LISTED ENTRIES =>
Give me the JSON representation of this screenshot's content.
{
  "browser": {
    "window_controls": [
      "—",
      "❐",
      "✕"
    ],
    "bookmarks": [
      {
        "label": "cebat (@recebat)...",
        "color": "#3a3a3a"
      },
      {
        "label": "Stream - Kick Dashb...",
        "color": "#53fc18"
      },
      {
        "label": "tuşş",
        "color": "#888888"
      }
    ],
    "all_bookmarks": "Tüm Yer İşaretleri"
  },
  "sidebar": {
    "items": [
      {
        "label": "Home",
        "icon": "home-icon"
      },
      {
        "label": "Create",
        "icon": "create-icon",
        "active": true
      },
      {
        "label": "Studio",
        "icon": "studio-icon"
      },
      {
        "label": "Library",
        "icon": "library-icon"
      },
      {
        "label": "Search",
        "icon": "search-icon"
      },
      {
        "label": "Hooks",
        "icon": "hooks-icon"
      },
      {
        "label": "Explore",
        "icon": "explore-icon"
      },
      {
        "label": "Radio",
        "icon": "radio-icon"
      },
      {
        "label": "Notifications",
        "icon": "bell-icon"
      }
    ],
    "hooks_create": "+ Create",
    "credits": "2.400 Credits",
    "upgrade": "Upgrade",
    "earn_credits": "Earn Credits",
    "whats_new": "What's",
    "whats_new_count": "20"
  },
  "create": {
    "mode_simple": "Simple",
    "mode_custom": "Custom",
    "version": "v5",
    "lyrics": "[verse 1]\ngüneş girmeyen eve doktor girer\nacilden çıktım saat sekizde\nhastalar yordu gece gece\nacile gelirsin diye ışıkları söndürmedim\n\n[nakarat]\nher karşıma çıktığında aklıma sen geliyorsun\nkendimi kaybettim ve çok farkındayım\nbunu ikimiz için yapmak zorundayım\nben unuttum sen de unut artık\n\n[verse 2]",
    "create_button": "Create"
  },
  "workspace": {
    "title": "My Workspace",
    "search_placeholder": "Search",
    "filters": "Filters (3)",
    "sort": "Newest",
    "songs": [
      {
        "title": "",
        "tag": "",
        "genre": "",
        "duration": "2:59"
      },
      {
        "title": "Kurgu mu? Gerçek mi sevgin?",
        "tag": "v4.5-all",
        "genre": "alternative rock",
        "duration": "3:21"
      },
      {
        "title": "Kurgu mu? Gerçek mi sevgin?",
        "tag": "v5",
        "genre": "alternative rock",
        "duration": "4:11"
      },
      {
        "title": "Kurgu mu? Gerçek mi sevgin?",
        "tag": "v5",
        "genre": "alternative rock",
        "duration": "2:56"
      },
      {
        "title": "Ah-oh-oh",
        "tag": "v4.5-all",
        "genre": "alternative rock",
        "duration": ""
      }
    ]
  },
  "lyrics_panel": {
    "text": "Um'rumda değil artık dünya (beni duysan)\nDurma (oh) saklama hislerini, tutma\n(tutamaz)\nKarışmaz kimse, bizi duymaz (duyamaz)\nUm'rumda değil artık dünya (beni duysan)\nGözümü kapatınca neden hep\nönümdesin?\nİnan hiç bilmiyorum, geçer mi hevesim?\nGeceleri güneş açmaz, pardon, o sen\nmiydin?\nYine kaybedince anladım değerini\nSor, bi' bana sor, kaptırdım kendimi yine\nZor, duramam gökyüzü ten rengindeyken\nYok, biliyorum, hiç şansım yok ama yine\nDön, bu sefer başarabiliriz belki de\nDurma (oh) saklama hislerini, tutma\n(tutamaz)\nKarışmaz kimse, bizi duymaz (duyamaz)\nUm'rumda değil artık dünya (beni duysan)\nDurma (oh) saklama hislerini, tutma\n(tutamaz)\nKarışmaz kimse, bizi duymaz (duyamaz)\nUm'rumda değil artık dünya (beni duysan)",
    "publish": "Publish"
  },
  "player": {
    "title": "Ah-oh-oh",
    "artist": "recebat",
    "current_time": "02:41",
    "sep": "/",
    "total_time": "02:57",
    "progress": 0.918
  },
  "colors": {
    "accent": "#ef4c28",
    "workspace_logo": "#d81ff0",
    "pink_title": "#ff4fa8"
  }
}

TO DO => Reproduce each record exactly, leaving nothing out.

SOLUTION TO THE PROBLEM =>
Give me the JSON representation of this screenshot's content.
{
  "browser": {
    "window_controls": [
      "—",
      "❐",
      "✕"
    ],
    "bookmarks": [
      {
        "label": "cebat (@recebat)...",
        "color": "#3a3a3a"
      },
      {
        "label": "Stream - Kick Dashb...",
        "color": "#53fc18"
      },
      {
        "label": "tuşş",
        "color": "#888888"
      }
    ],
    "all_bookmarks": "Tüm Yer İşaretleri"
  },
  "sidebar": {
    "items": [
      {
        "label": "Home",
        "icon": "home-icon"
      },
      {
        "label": "Create",
        "icon": "create-icon",
        "active": true
      },
      {
        "label": "Studio",
        "icon": "studio-icon"
      },
      {
        "label": "Library",
        "icon": "library-icon"
      },
      {
        "label": "Search",
        "icon": "search-icon"
      },
      {
        "label": "Hooks",
        "icon": "hooks-icon"
      },
      {
        "label": "Explore",
        "icon": "explore-icon"
      },
      {
        "label": "Radio",
        "icon": "radio-icon"
      },
      {
        "label": "Notifications",
        "icon": "bell-icon"
      }
    ],
    "hooks_create": "+ Create",
    "credits": "2.400 Credits",
    "upgrade": "Upgrade",
    "earn_credits": "Earn Credits",
    "whats_new": "What's",
    "whats_new_count": "20"
  },
  "create": {
    "mode_simple": "Simple",
    "mode_custom": "Custom",
    "version": "v5",
    "lyrics": "[verse 1]\ngüneş girmeyen eve doktor girer\nacilden çıktım saat sekizde\nhastalar yordu gece gece\nacile gelirsin diye ışıkları söndürmedim\n\n[nakarat]\nher karşıma çıktığında aklıma sen geliyorsun\nkendimi kaybettim ve çok farkındayım\nbunu ikimiz için yapmak zorundayım\nben unuttum sen de unut artık\n\n[verse 2]",
    "create_button": "Create"
  },
  "workspace": {
    "title": "My Workspace",
    "search_placeholder": "Search",
    "filters": "Filters (3)",
    "sort": "Newest",
    "songs": [
      {
        "title": "",
        "tag": "",
        "genre": "",
        "duration": "2:59"
      },
      {
        "title": "Kurgu mu? Gerçek mi sevgin?",
        "tag": "v4.5-all",
        "genre": "alternative rock",
        "duration": "3:21"
      },
      {
        "title": "Kurgu mu? Gerçek mi sevgin?",
        "tag": "v5",
        "genre": "alternative rock",
        "duration": "4:11"
      },
      {
        "title": "Kurgu mu? Gerçek mi sevgin?",
        "tag": "v5",
        "genre": "alternative rock",
        "duration": "2:56"
      },
      {
        "title": "Ah-oh-oh",
        "tag": "v4.5-all",
        "genre": "alternative rock",
        "duration": ""
      }
    ]
  },
  "lyrics_panel": {
    "text": "Um'rumda değil artık dünya (beni duysan)\nDurma (oh) saklama hislerini, tutma\n(tutamaz)\nKarışmaz kimse, bizi duymaz (duyamaz)\nUm'rumda değil artık dünya (beni duysan)\nGözümü kapatınca neden hep\nönümdesin?\nİnan hiç bilmiyorum, geçer mi hevesim?\nGeceleri güneş açmaz, pardon, o sen\nmiydin?\nYine kaybedince anladım değerini\nSor, bi' bana sor, kaptırdım kendimi yine\nZor, duramam gökyüzü ten rengindeyken\nYok, biliyorum, hiç şansım yok ama yine\nDön, bu sefer başarabiliriz belki de\nDurma (oh) saklama hislerini, tutma\n(tutamaz)\nKarışmaz kimse, bizi duymaz (duyamaz)\nUm'rumda değil artık dünya (beni duysan)\nDurma (oh) saklama hislerini, tutma\n(tutamaz)\nKarışmaz kimse, bizi duymaz (duyamaz)\nUm'rumda değil artık dünya (beni duysan)",
    "publish": "Publish"
  },
  "player": {
    "title": "Ah-oh-oh",
    "artist": "recebat",
    "current_time": "02:41",
    "sep": "/",
    "total_time": "02:57",
    "progress": 0.918
  },
  "colors": {
    "accent": "#ef4c28",
    "workspace_logo": "#d81ff0",
    "pink_title": "#ff4fa8"
  }
}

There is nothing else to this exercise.